A review of “The Hulk” by Jeanne Aufmuth

 

Stars: ***

Rating: PG-13 for extreme intensity and violent situations

Run Time: 2 hours, 18 minutes

 

 

Hands-on auteur Ang Lee has mastered the seemingly impossible, crafting a slick and brooding screen version of the repressed Marvel Comics superhero Hulk.

The A-list support staff doesn’t hurt.  From a magnificently fluid Danny Elfman score to Industrial Light & Magic’s accomplished CGI, “Hulk” has got the edge on the tepid summer cinema scene. 

A well-executed first hour sets the stage with style.  Bruce Banner comes into the world as the son of an eccentric scientist who’s making clandestine mischief with lab DNA.  Since Dad got passed over for that grant and has been experimenting on himself, it’s only natural for Bruce to have inherited Dad’s “gifts”. 

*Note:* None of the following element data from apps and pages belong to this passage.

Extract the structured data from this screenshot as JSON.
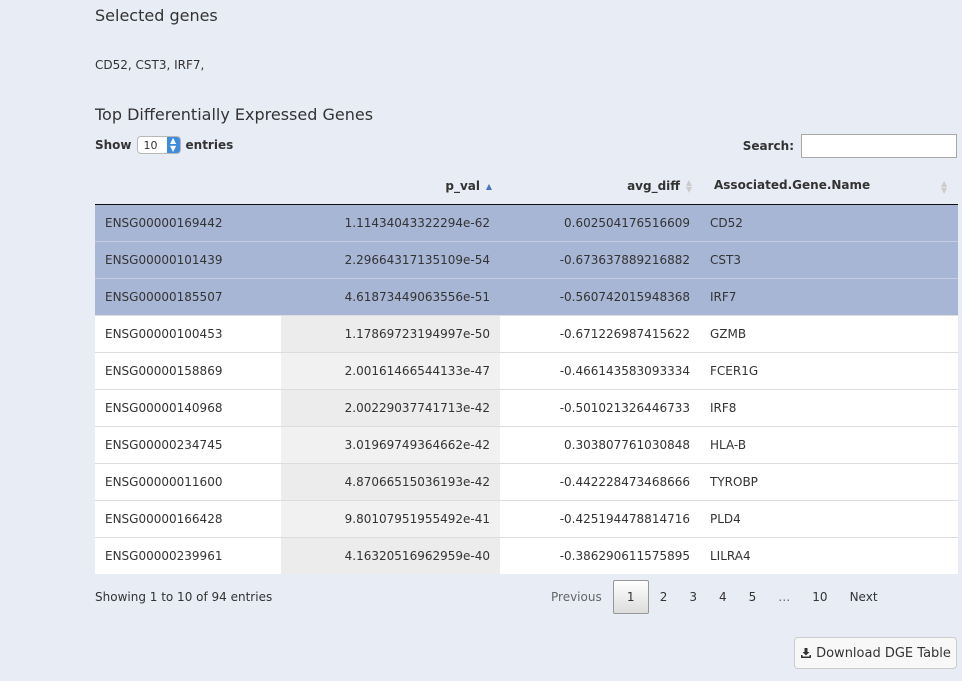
{
  "selected": {
    "title": "Selected genes",
    "list": "CD52, CST3, IRF7,"
  },
  "table_title": "Top Differentially Expressed Genes",
  "length": {
    "show": "Show",
    "value": "10",
    "entries": "entries"
  },
  "search": {
    "label": "Search:",
    "value": ""
  },
  "columns": [
    "",
    "p_val",
    "avg_diff",
    "Associated.Gene.Name"
  ],
  "sort": {
    "column": "p_val",
    "direction": "ascending"
  },
  "rows": [
    {
      "id": "ENSG00000169442",
      "p_val": "1.11434043322294e-62",
      "avg_diff": "0.602504176516609",
      "gene": "CD52",
      "selected": true
    },
    {
      "id": "ENSG00000101439",
      "p_val": "2.29664317135109e-54",
      "avg_diff": "-0.673637889216882",
      "gene": "CST3",
      "selected": true
    },
    {
      "id": "ENSG00000185507",
      "p_val": "4.61873449063556e-51",
      "avg_diff": "-0.560742015948368",
      "gene": "IRF7",
      "selected": true
    },
    {
      "id": "ENSG00000100453",
      "p_val": "1.17869723194997e-50",
      "avg_diff": "-0.671226987415622",
      "gene": "GZMB",
      "selected": false
    },
    {
      "id": "ENSG00000158869",
      "p_val": "2.00161466544133e-47",
      "avg_diff": "-0.466143583093334",
      "gene": "FCER1G",
      "selected": false
    },
    {
      "id": "ENSG00000140968",
      "p_val": "2.00229037741713e-42",
      "avg_diff": "-0.501021326446733",
      "gene": "IRF8",
      "selected": false
    },
    {
      "id": "ENSG00000234745",
      "p_val": "3.01969749364662e-42",
      "avg_diff": "0.303807761030848",
      "gene": "HLA-B",
      "selected": false
    },
    {
      "id": "ENSG00000011600",
      "p_val": "4.87066515036193e-42",
      "avg_diff": "-0.442228473468666",
      "gene": "TYROBP",
      "selected": false
    },
    {
      "id": "ENSG00000166428",
      "p_val": "9.80107951955492e-41",
      "avg_diff": "-0.425194478814716",
      "gene": "PLD4",
      "selected": false
    },
    {
      "id": "ENSG00000239961",
      "p_val": "4.16320516962959e-40",
      "avg_diff": "-0.386290611575895",
      "gene": "LILRA4",
      "selected": false
    }
  ],
  "info": "Showing 1 to 10 of 94 entries",
  "pagination": {
    "previous": "Previous",
    "pages": [
      "1",
      "2",
      "3",
      "4",
      "5",
      "…",
      "10"
    ],
    "current": "1",
    "next": "Next"
  },
  "download": {
    "label": "Download DGE Table",
    "icon": "download-icon"
  },
  "colors": {
    "selected_row": "#a8b6d6",
    "background": "#e8ecf4",
    "sort_active": "#4b74c0"
  }
}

The adult Bruce (Eric Bana) is a sexy nerd with a brilliant scientific mind, toiling away in a nuclear biotechnology lab in Berkeley alongside the brainy and beautiful Betty Ross (Jennifer Connelly).  Bruce and Betty’s on-again, off-again romance is heightened by the pleasure of a near-breakthrough in animal cell regeneration. But a tragic lab accident alters the landscape, nearly killing a co-worker and dealing Bruce a serious steroid setback and a tendency to turn green and mean.

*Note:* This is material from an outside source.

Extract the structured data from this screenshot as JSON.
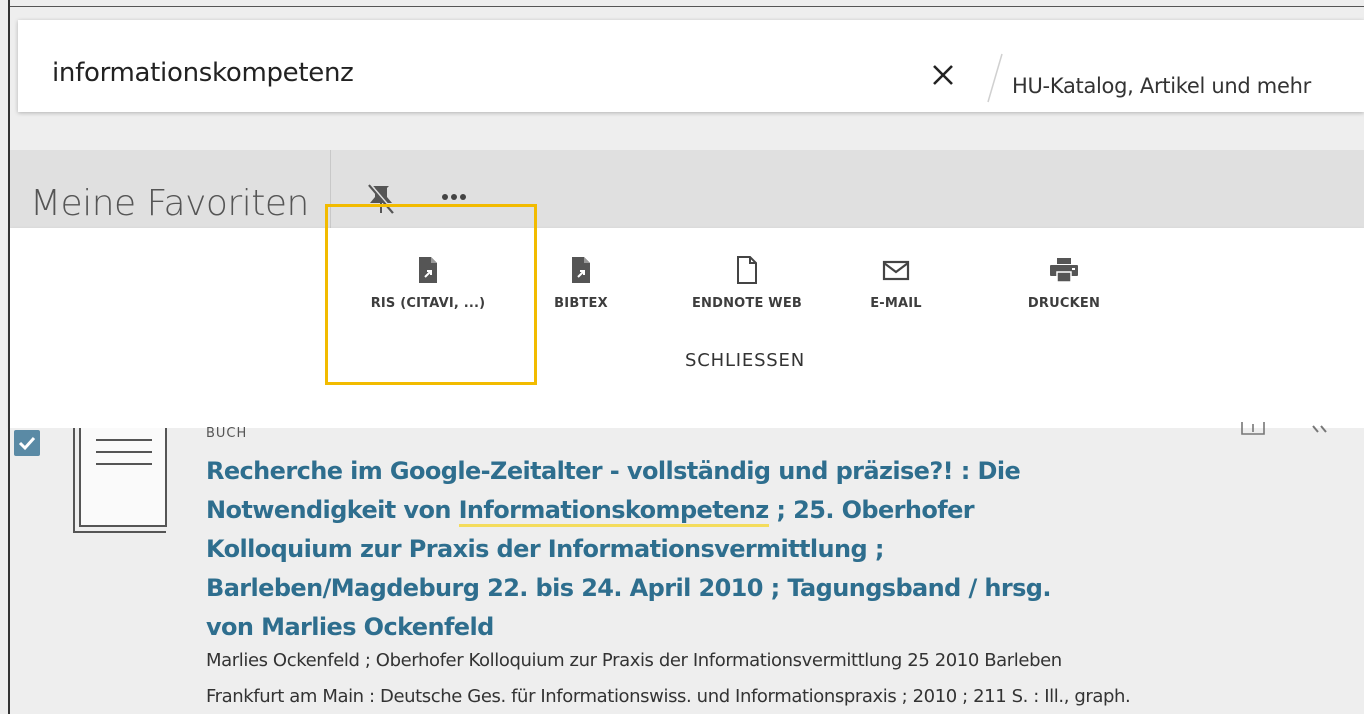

Up to this point the film is sheer brilliance, punctuated by unique transitions, master technique and an efficient, laid-back quality.  Dream sequences of nightmares past (what really happened to Bruce’s birth parents?) are a pastiche of vibrant color and tension.  The weird factor is ratcheted up a la a deliciously freakish turn by Nick Nolte as long-lost-daddy David Banner, the voice of doom.

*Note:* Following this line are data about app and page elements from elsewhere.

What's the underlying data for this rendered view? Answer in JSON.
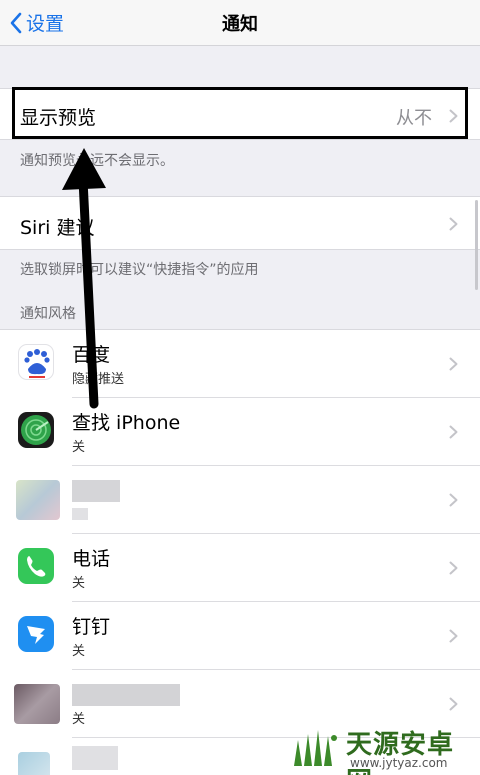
{
  "navbar": {
    "back_label": "设置",
    "title": "通知"
  },
  "preview": {
    "label": "显示预览",
    "value": "从不",
    "note": "通知预览永远不会显示。"
  },
  "siri": {
    "label": "Siri 建议",
    "note": "选取锁屏时可以建议“快捷指令”的应用"
  },
  "section_header": "通知风格",
  "apps": [
    {
      "name": "百度",
      "status": "隐藏推送",
      "icon": "baidu-icon",
      "icon_text": "du"
    },
    {
      "name": "查找 iPhone",
      "status": "关",
      "icon": "find-iphone-icon"
    },
    {
      "name": "",
      "status": "",
      "icon": "blurred-app-icon"
    },
    {
      "name": "电话",
      "status": "关",
      "icon": "phone-icon"
    },
    {
      "name": "钉钉",
      "status": "关",
      "icon": "dingtalk-icon"
    },
    {
      "name": "",
      "status": "关",
      "icon": "blurred-app-icon"
    }
  ],
  "watermark": {
    "name": "天源安卓网",
    "url": "www.jytyaz.com"
  },
  "colors": {
    "accent": "#1a73e8",
    "background": "#efeff4",
    "phone_green": "#34c759",
    "dingtalk_blue": "#1f8ff1"
  }
}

Once the genetic alteration is unleashed on the world, it’s a conventional cacophony of CGI and mayhem.  Hulk leaps and bounces with desperate abandon while fleeing the armies of tanks and heavy artillery that seek to destroy him.  The underwhelming subtext is that Hulk is misunderstood, but the symbiosis of Bruce and his alter-ego is too remote an affiliation to connect the dots.  A couple of traumatic battle scenes (Hulk vs. mutant dogs, Hulk vs. the SFPD) more than earn their PG-13 rating, pushing the envelope of adolescent-acceptable carnage.

Performances are top-notch, with Bana and Connelly fanning the flames with unobtrusive desire, and the aforementioned Nolte and Sam Elliott (as Betty’s distant father-figure General “Thunderbolt” Ross) playing it over-the-top as arch enemies with disreputable pasts.

Lee’s imprint is on every frame; pulsing with passion and the desire to construct the best product possible (as opposed to keeping an eye on the bottom line).  A noble and skillful effort in a season sorely lacking them.